Most medicine is delivered by teams of people, with the physician, in theory, the team captain. This should begin in medical school.

Pioneers and pit crews

One of the most fascinating experiments along these lines is at the University of Nevada at Reno, where the schools of medicine and nursing have combined facilities and courses. Doctors and nurses in training are learning how to work together.

The stories we doctors tell ourselves about what it means to be great are very important to who we are, but they create a cognitive dissonance. Interestingly, a team and all its members were recognized among the pioneers—the Thames Valley Family Practice Research Unit. Although it might not always be as evident as in these examples, there is no doubt that the work of other recognized pioneers such as Drs Rick Glazier, 7 Gail Webber, 8 and Janet Smylie 9 is highly dependent on teamwork.

Why teamwork?

ATUL GAWANDE COWBOYS AND PIT CREWS PDF

As Atul Gawande writes: The problems of making health care work are large. The complexities are overwhelming governments, economies, and societies around the world.

We have every indication, however, that where people in medicine combine their talents and efforts to design organized service to patients and local communities, extraordinary change can result.

References 1. Available from: www. Accessed Sep Gawande A.

Cowboys and pit crews. The New Yorker.And after a minute, when that didn't stimulate that baby, she ran to get the baby mask. And we created a small army of doctors and nurses trained as coaches, deployed across health facilities.

It wasn't an engineer. As a result, we built it around a culture and set of values that said what you were good at was being daring, courageous, independent and self-sufficient.

In hospital after hospital, checklists reduced mistakes and saved lives, and clinicians who used them saw greater efficiency and teamwork, which made them willing to continue using them.
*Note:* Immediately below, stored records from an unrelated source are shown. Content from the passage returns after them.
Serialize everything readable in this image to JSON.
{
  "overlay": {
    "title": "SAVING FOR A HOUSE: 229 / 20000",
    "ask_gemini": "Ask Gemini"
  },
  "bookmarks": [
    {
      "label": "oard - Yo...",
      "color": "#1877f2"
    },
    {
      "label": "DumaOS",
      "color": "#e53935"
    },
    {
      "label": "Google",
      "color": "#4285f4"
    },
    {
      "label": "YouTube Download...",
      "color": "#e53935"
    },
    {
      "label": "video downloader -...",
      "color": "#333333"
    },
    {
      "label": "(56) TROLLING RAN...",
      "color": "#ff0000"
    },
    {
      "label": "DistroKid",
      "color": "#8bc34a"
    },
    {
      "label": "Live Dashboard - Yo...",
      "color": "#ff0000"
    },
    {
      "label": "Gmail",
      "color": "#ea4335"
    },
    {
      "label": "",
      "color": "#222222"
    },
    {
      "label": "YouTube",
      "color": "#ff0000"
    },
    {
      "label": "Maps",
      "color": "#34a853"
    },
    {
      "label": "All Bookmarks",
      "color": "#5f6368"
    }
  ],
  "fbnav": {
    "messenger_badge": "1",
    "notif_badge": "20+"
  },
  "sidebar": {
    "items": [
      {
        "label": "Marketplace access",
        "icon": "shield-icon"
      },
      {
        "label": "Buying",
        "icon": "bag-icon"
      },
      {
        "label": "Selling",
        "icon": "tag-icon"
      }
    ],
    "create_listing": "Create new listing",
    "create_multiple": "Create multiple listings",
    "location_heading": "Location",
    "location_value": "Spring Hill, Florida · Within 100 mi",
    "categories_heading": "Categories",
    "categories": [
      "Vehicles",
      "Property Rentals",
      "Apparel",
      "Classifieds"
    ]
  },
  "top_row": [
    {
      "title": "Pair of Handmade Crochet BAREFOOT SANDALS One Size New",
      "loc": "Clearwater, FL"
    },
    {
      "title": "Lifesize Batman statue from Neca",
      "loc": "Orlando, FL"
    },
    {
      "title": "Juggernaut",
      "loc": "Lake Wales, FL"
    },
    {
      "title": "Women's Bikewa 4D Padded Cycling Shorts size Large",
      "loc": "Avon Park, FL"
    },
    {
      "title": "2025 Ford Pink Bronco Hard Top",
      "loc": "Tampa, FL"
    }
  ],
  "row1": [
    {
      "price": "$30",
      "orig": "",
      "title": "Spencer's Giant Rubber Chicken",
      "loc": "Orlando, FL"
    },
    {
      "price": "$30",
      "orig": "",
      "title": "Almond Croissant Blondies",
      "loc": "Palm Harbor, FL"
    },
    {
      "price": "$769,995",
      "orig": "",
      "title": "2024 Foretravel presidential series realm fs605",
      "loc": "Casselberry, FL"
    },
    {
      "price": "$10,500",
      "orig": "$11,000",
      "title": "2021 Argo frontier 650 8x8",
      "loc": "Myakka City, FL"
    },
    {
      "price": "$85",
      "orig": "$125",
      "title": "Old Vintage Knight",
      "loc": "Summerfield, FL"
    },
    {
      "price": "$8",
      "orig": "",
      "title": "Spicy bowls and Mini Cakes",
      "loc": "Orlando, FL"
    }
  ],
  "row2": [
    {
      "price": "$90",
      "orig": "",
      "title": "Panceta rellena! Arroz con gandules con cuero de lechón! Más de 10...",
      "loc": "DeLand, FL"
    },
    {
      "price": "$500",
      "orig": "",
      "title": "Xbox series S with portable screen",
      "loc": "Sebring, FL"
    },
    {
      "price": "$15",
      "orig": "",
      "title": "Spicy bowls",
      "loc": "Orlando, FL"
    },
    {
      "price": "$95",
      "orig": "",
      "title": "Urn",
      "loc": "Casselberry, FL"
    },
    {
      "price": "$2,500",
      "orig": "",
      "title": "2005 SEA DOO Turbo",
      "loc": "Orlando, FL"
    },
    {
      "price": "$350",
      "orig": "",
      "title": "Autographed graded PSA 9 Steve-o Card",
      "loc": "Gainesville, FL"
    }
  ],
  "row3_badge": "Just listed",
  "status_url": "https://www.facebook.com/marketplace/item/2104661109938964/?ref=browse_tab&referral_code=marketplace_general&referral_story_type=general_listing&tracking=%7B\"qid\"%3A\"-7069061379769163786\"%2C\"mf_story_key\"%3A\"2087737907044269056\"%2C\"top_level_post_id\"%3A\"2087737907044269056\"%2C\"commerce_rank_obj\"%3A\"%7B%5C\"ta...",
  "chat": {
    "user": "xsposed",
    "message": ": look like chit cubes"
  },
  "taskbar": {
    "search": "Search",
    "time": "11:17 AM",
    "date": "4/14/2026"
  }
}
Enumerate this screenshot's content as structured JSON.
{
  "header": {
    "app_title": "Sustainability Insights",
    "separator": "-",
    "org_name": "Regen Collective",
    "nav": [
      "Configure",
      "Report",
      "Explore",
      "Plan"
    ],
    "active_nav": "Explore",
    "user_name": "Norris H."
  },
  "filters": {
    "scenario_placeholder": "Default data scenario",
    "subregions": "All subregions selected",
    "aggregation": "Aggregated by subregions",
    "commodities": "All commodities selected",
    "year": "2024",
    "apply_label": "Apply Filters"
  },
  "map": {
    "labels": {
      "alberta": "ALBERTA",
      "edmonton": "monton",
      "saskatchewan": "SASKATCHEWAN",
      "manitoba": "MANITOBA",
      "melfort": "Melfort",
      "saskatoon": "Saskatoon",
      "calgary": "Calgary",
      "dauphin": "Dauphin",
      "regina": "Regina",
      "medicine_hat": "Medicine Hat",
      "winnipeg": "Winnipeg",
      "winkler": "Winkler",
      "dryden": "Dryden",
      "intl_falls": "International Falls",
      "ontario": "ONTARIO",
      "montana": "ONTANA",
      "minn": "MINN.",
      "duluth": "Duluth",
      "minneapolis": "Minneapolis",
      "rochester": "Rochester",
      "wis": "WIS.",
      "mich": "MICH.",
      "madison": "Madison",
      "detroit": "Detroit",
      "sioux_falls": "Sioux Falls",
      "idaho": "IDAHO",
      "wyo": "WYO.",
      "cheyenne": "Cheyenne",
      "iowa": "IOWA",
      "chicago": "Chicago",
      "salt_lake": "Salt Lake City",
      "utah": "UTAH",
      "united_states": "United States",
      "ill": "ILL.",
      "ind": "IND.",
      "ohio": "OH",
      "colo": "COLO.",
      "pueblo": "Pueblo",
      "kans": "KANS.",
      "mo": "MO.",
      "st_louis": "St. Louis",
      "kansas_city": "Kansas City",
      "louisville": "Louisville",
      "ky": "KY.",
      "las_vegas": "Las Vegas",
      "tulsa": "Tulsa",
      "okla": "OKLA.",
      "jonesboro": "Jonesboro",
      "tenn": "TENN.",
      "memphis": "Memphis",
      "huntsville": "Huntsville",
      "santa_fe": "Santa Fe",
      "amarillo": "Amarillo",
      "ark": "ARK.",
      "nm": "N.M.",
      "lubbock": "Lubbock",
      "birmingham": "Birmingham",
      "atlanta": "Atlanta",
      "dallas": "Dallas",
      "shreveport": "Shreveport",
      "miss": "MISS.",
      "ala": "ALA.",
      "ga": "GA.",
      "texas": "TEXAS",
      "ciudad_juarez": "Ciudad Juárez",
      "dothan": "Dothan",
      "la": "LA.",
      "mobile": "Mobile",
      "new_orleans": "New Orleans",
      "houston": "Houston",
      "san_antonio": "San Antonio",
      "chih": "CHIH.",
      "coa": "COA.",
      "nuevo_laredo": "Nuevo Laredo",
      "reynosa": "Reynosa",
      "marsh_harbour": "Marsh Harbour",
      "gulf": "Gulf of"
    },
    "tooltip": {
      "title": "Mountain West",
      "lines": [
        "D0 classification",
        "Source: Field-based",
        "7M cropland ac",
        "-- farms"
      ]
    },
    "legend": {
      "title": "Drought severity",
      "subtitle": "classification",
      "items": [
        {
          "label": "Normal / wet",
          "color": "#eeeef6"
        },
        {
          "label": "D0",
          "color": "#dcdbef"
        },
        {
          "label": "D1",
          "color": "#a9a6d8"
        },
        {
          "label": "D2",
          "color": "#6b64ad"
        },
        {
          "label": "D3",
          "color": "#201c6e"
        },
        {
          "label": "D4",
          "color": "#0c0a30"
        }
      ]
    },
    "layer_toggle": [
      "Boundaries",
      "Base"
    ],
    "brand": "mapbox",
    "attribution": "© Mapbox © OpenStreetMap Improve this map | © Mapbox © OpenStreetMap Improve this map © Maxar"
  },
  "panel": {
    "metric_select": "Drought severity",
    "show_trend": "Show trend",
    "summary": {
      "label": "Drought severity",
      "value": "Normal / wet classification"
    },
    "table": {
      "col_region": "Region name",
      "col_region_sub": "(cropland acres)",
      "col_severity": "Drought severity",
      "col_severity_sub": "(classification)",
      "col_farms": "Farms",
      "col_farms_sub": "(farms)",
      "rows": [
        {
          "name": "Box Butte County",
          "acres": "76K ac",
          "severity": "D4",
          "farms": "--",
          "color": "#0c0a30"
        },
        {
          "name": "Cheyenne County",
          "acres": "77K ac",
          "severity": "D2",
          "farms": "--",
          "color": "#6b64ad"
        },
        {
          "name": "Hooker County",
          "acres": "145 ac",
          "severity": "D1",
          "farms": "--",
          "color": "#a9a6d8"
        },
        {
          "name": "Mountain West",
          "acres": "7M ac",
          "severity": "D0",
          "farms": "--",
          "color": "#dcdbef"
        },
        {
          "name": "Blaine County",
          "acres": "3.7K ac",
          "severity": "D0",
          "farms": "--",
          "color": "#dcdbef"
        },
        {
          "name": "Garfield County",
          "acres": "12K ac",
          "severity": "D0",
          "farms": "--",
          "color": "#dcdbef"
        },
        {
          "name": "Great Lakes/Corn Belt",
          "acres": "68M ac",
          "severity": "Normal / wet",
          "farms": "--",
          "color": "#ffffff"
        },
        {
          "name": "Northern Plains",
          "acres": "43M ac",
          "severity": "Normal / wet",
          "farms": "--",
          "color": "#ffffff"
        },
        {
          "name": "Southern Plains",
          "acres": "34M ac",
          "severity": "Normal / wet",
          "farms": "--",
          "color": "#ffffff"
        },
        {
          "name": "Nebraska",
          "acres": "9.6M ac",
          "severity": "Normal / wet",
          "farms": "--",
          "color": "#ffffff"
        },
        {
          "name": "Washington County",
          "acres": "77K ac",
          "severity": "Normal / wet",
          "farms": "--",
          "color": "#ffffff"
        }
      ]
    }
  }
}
The earliest pioneers of practice-based research like James Mackenzie, William Pickles, and John Fry in the United Kingdom, Frans Huygen in the Netherlands, and Curtis Hames in the United States did work largely alone, but the work of almost all of the 20 named pioneers would have been impossible without important and close collaboration with others.

And the best care often turns out to be the least expensive.

And then the afternoon, the physical therapist - a different one comes in.

ARIEL from Kaneohe
Browse my other posts. I have a variety of hobbies, like underwater football. I do relish optimistically.
>